== Supplied records ==
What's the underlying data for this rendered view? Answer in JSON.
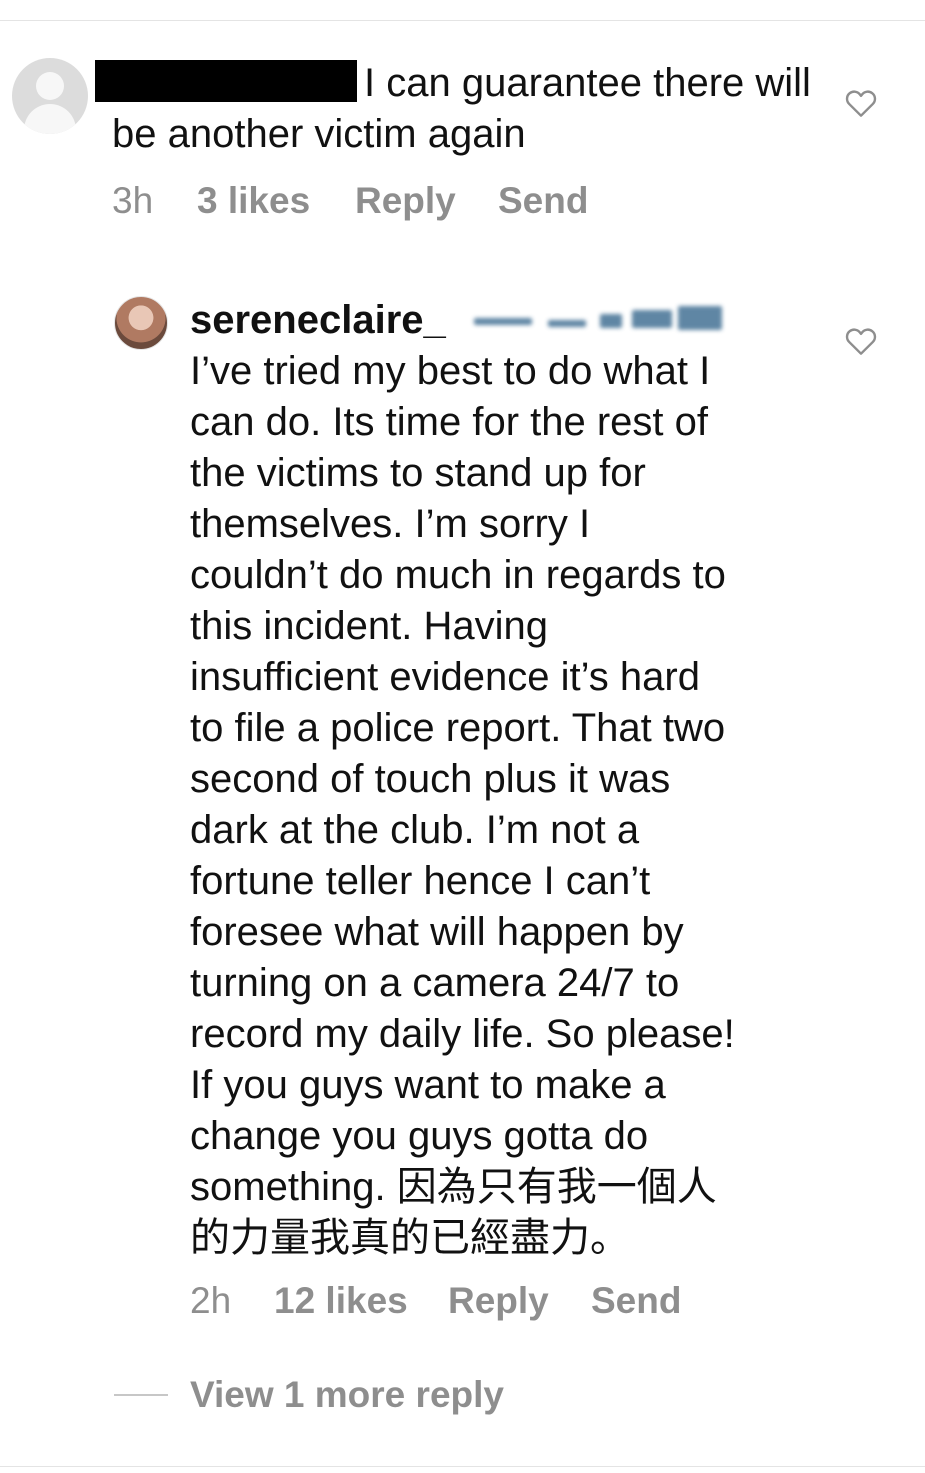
{
  "comment_1": {
    "text": "I can guarantee there will be another victim again",
    "time": "3h",
    "likes": "3 likes",
    "reply_label": "Reply",
    "send_label": "Send"
  },
  "comment_2": {
    "username": "sereneclaire_",
    "text_lines": [
      "I’ve tried my best to do what I",
      "can do. Its time for the rest of",
      "the victims to stand up for",
      "themselves. I’m sorry I",
      "couldn’t do much in regards to",
      "this incident. Having",
      "insufficient evidence it’s hard",
      "to file a police report. That two",
      "second of touch plus it was",
      "dark at the club. I’m not a",
      "fortune teller hence I can’t",
      "foresee what will happen by",
      "turning on a camera 24/7 to",
      "record my daily life. So please!",
      "If you guys want to make a",
      "change you guys gotta do",
      "something. 因為只有我一個人",
      "的力量我真的已經盡力。"
    ],
    "time": "2h",
    "likes": "12 likes",
    "reply_label": "Reply",
    "send_label": "Send"
  },
  "view_more_replies": "View 1 more reply",
  "colors": {
    "text": "#111111",
    "meta": "#8e8e8e",
    "redaction": "#000000"
  },
  "icons": {
    "like": "heart-outline-icon",
    "avatar_default": "default-avatar-icon"
  }
}
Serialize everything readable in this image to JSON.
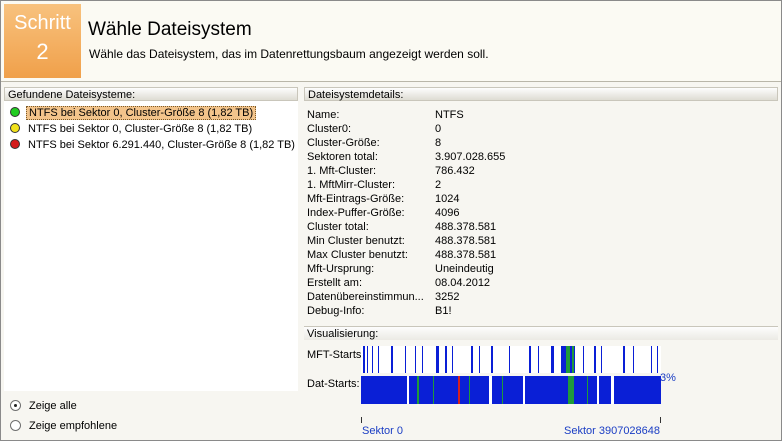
{
  "header": {
    "step_line1": "Schritt",
    "step_line2": "2",
    "title": "Wähle Dateisystem",
    "description": "Wähle das Dateisystem, das im Datenrettungsbaum angezeigt werden soll."
  },
  "left_panel": {
    "title": "Gefundene Dateisysteme:",
    "items": [
      {
        "label": "NTFS bei Sektor 0, Cluster-Größe 8 (1,82 TB)",
        "status_color": "#22cc22",
        "selected": true
      },
      {
        "label": "NTFS bei Sektor 0, Cluster-Größe 8 (1,82 TB)",
        "status_color": "#f2e21c",
        "selected": false
      },
      {
        "label": "NTFS bei Sektor 6.291.440, Cluster-Größe 8 (1,82 TB)",
        "status_color": "#d41c1c",
        "selected": false
      }
    ]
  },
  "filter": {
    "options": [
      {
        "label": "Zeige alle",
        "checked": true
      },
      {
        "label": "Zeige empfohlene",
        "checked": false
      }
    ]
  },
  "details": {
    "title": "Dateisystemdetails:",
    "rows": [
      {
        "key": "Name:",
        "value": "NTFS"
      },
      {
        "key": "Cluster0:",
        "value": "0"
      },
      {
        "key": "Cluster-Größe:",
        "value": "8"
      },
      {
        "key": "Sektoren total:",
        "value": "3.907.028.655"
      },
      {
        "key": "1. Mft-Cluster:",
        "value": "786.432"
      },
      {
        "key": "1. MftMirr-Cluster:",
        "value": "2"
      },
      {
        "key": "Mft-Eintrags-Größe:",
        "value": "1024"
      },
      {
        "key": "Index-Puffer-Größe:",
        "value": "4096"
      },
      {
        "key": "Cluster total:",
        "value": "488.378.581"
      },
      {
        "key": "Min Cluster benutzt:",
        "value": "488.378.581"
      },
      {
        "key": "Max Cluster benutzt:",
        "value": "488.378.581"
      },
      {
        "key": "Mft-Ursprung:",
        "value": "Uneindeutig"
      },
      {
        "key": "Erstellt am:",
        "value": "08.04.2012"
      },
      {
        "key": "Datenübereinstimmun...",
        "value": "3252"
      },
      {
        "key": "Debug-Info:",
        "value": "B1!"
      }
    ]
  },
  "visualization": {
    "title": "Visualisierung:",
    "mft_label": "MFT-Starts",
    "dat_label": "Dat-Starts:",
    "percent": "3%",
    "sector_start": "Sektor 0",
    "sector_end": "Sektor 3907028648",
    "colors": {
      "blue": "#0a1fd6",
      "green": "#1f9a3a",
      "red": "#d42020"
    }
  }
}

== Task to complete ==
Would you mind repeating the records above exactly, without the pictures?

== Solution to this exercise ==
What's the underlying data for this rendered view? Answer in JSON.
{
  "comment_1": {
    "text": "I can guarantee there will be another victim again",
    "time": "3h",
    "likes": "3 likes",
    "reply_label": "Reply",
    "send_label": "Send"
  },
  "comment_2": {
    "username": "sereneclaire_",
    "text_lines": [
      "I’ve tried my best to do what I",
      "can do. Its time for the rest of",
      "the victims to stand up for",
      "themselves. I’m sorry I",
      "couldn’t do much in regards to",
      "this incident. Having",
      "insufficient evidence it’s hard",
      "to file a police report. That two",
      "second of touch plus it was",
      "dark at the club. I’m not a",
      "fortune teller hence I can’t",
      "foresee what will happen by",
      "turning on a camera 24/7 to",
      "record my daily life. So please!",
      "If you guys want to make a",
      "change you guys gotta do",
      "something. 因為只有我一個人",
      "的力量我真的已經盡力。"
    ],
    "time": "2h",
    "likes": "12 likes",
    "reply_label": "Reply",
    "send_label": "Send"
  },
  "view_more_replies": "View 1 more reply",
  "colors": {
    "text": "#111111",
    "meta": "#8e8e8e",
    "redaction": "#000000"
  },
  "icons": {
    "like": "heart-outline-icon",
    "avatar_default": "default-avatar-icon"
  }
}
Serialize everything readable in this image to JSON.
{
  "header": {
    "step_line1": "Schritt",
    "step_line2": "2",
    "title": "Wähle Dateisystem",
    "description": "Wähle das Dateisystem, das im Datenrettungsbaum angezeigt werden soll."
  },
  "left_panel": {
    "title": "Gefundene Dateisysteme:",
    "items": [
      {
        "label": "NTFS bei Sektor 0, Cluster-Größe 8 (1,82 TB)",
        "status_color": "#22cc22",
        "selected": true
      },
      {
        "label": "NTFS bei Sektor 0, Cluster-Größe 8 (1,82 TB)",
        "status_color": "#f2e21c",
        "selected": false
      },
      {
        "label": "NTFS bei Sektor 6.291.440, Cluster-Größe 8 (1,82 TB)",
        "status_color": "#d41c1c",
        "selected": false
      }
    ]
  },
  "filter": {
    "options": [
      {
        "label": "Zeige alle",
        "checked": true
      },
      {
        "label": "Zeige empfohlene",
        "checked": false
      }
    ]
  },
  "details": {
    "title": "Dateisystemdetails:",
    "rows": [
      {
        "key": "Name:",
        "value": "NTFS"
      },
      {
        "key": "Cluster0:",
        "value": "0"
      },
      {
        "key": "Cluster-Größe:",
        "value": "8"
      },
      {
        "key": "Sektoren total:",
        "value": "3.907.028.655"
      },
      {
        "key": "1. Mft-Cluster:",
        "value": "786.432"
      },
      {
        "key": "1. MftMirr-Cluster:",
        "value": "2"
      },
      {
        "key": "Mft-Eintrags-Größe:",
        "value": "1024"
      },
      {
        "key": "Index-Puffer-Größe:",
        "value": "4096"
      },
      {
        "key": "Cluster total:",
        "value": "488.378.581"
      },
      {
        "key": "Min Cluster benutzt:",
        "value": "488.378.581"
      },
      {
        "key": "Max Cluster benutzt:",
        "value": "488.378.581"
      },
      {
        "key": "Mft-Ursprung:",
        "value": "Uneindeutig"
      },
      {
        "key": "Erstellt am:",
        "value": "08.04.2012"
      },
      {
        "key": "Datenübereinstimmun...",
        "value": "3252"
      },
      {
        "key": "Debug-Info:",
        "value": "B1!"
      }
    ]
  },
  "visualization": {
    "title": "Visualisierung:",
    "mft_label": "MFT-Starts",
    "dat_label": "Dat-Starts:",
    "percent": "3%",
    "sector_start": "Sektor 0",
    "sector_end": "Sektor 3907028648",
    "colors": {
      "blue": "#0a1fd6",
      "green": "#1f9a3a",
      "red": "#d42020"
    }
  }
}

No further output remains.